  • Share information about their placement honestly at their level of understanding.
  • When possible, give them pictures of their family members.
  • Be patient. Over time, providing a stable, loving, consistently supportive environment will build their trust and help them get back on track developmentally.

School-age (6-12 years). These children are likely to be scared, confused, and overwhelmed by a placement move. This can hinder their ability to process new information. Because children this age are often unable to remember what is told to them about the move, they may develop distorted ideas about the reasons for placement. Their grief responses will often affect their schoolwork and behavior. They may be anxious or depressed, lose interest in activities, or have changes in eating and sleeping. They may also show greater impulsivity or aggression.

To make moves easier for children this age:

  • Ask them what they need to help them feel comfortable and supported. This gives them a sense of control and builds trust.
  • Listen to their feelings, answer questions, and assure them they are not to blame.
  • Tell them—in a sensitive way—what is happening with their family. Repeat as needed.
  • Provide the child with age-appropriate books related to grief, loss, or foster care.
  • Maintain their contact with parents and siblings through all available means (visits, calls, email, text, FaceTime, etc.).
  • Partner with the child’s teachers so they are supported in and out of school.
  • Support their involvement in extracurricular activities.

Adolescence (13-17 years). Issues of independence, resistance, alienation from adults, and separation from parents are developmentally normal for all youth at this stage. A placement move can complicate or hinder this developmental work for youth in foster care.

For example, the stress and loss of a move may make a teen feel more vulnerable and needy at a time when they would normally be feeling independent and focused on their lives outside the family. Or, they may feel the need to attend to younger siblings, which may mean they have less time and energy for their own development.

Youth at this stage experience grief much like adults. They may act out or self-medicate with drugs or alcohol to manage the intense feelings. Be prepared—in adolescence the anger stage of grieving may be the most noticeable. The anger may be directed towards any number of sources, such as birth parents, workers, foster parents, or peers.
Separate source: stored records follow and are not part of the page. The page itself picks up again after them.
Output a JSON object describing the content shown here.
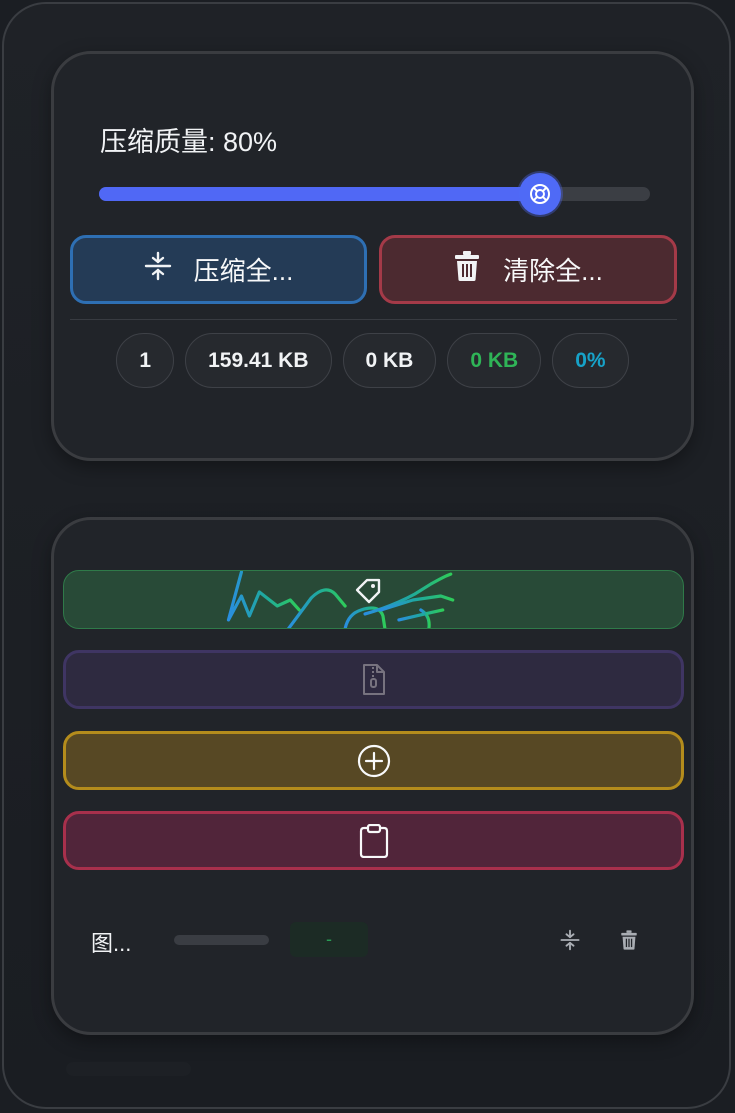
{
  "settings": {
    "quality_label": "压缩质量: 80%",
    "quality_value": 80
  },
  "actions": {
    "compress_all": "压缩全...",
    "clear_all": "清除全..."
  },
  "stats": {
    "count": "1",
    "original_size": "159.41 KB",
    "compressed_size": "0 KB",
    "saved_size": "0 KB",
    "saved_percent": "0%"
  },
  "file": {
    "name": "图...",
    "progress": 0,
    "status": "-"
  },
  "colors": {
    "accent": "#5068f5",
    "saved_green": "#2fb457",
    "percent_cyan": "#17a2c8",
    "compress_border": "#2e6fb3",
    "clear_border": "#a43a48"
  }
}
Many of the strategies to make moves easier at this stage are the same as for school-aged children. Additionally:

  • Involve adolescents in decision-making. Give choices whenever possible.
  • Give them the helpful handbook, “Understanding Foster Care.”
  • Avoid changing schools. This will help them academically and sustain positive social connections/relationships that provide them emotional support.
  • Promote normalcy. Encourage their involvement in activities (proms, driving, etc.) that will help them develop additional healthy, supportive relationships.

These strategies will build the social and emotional competence of children and youth, which is a protective factor that enables children and youth to thrive. Building their competence in this area helps them self-regulate their behavior, effectively communicate their feelings, and interact positively with others. Also, boosting emotional competence helps young people get back on track (or stay on track) with developmental milestones.

One More Tip

There is one more strategy that can make placement moves easier for everyone. Be sure to plan for and use respite care. Work with a few other foster families to develop a network of respite support and use them often. This concrete support is another protective factor that will help you manage your stress and sustain the strength needed to support children and youth when they are grieving. Though being a resource parent is rewarding, it’s hard to do it well if you are overwhelmed.

Respite may be short-term, but that temporary relief can improve your family’s health and stability and ultimately lead to better outcomes for youth in your care.

Rick Zechman is an educational specialist with the UNC-CH School of Social Work.